UN Resolution 1973 makes it clear that the military action in Libya is about protecting Libya’s civilian population from attacks by its own government and not concerned with occupying or dismembering the country. On February 22 2011, Qaddafi pledged to “cleanse Libya house by house” of antigovernment protesters, and thereafter promised to “have no mercy and no pity” in Benghazi, the opposition movement’s stronghold. These remarks certainly did him no favours. Considering the fact that before authorizing military intervention the international community took numerous other steps to dissuade Qaddafi from committing further atrocities, including imposing an arms embargo, a travel ban, and an asset freeze, the humanitarian intervention, under the R2P, seems indeed justified.

The question becomes, then, until what point is the intervention legitimate? It needs to be acknowledged that in a civil war, no side can claim to have clean hands. Unfortunately, the notion that any country could impartially intervene on behalf of civilians is, Stewart Patrick says, a delusion. “Using military force to protect beleaguered civilian populations invariably means taking sides [...]” (2011). The likely result of any application of R2P if a regime is committing mass atrocity crimes against its own population, is that this very regime can hardly be left in control of them after an intervention brings the immediate commission of those crimes to a halt. The “responsibility to protect” implies a responsibility to rebuild once the shooting stops, to quote Patrick once again. Although Resolution 1973 explicitly rejects foreign occupation of any part of Libyan territory, stabilizing the country for the long term will likely require a multinational peacekeeping force.

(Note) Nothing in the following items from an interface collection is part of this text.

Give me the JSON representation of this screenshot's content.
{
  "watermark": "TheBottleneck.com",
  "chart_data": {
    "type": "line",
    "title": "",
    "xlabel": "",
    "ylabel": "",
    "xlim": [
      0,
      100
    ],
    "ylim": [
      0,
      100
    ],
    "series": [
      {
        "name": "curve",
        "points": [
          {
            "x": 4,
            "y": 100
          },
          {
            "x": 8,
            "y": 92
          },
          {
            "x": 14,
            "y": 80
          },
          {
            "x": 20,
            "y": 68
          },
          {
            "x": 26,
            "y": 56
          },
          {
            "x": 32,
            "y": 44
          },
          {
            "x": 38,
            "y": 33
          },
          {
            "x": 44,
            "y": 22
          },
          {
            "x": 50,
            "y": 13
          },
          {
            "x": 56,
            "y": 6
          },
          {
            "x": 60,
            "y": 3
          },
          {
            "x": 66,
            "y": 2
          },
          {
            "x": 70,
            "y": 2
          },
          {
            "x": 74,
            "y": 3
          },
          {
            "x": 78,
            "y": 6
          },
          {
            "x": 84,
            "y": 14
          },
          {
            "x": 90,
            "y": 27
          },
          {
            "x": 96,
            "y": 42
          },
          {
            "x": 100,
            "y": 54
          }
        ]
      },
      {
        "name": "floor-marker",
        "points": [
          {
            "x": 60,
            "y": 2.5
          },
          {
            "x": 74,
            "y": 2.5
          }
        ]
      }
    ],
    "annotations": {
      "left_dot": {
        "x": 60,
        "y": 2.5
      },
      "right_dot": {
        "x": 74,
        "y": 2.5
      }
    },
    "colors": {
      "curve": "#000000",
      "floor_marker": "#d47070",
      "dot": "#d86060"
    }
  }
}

From what I  could understand from your stance, however, you're basically saying that once a dictator murderer is ousted out of power (but there is still a strong possibility for a comeback unless there is a continuous military presence), then everybody should just pull out and hope things will get better? And what if things do not get better and atrocities keep being committed? Then what would be the whole point of the R2P doctrine in the first place? How do you expect things to get better if the foreign forces stationed in Libya suddenly pull off? And what exactly is wrong with a regime change, especially when this is what everybody wants, including the Libyan population and the Arab League?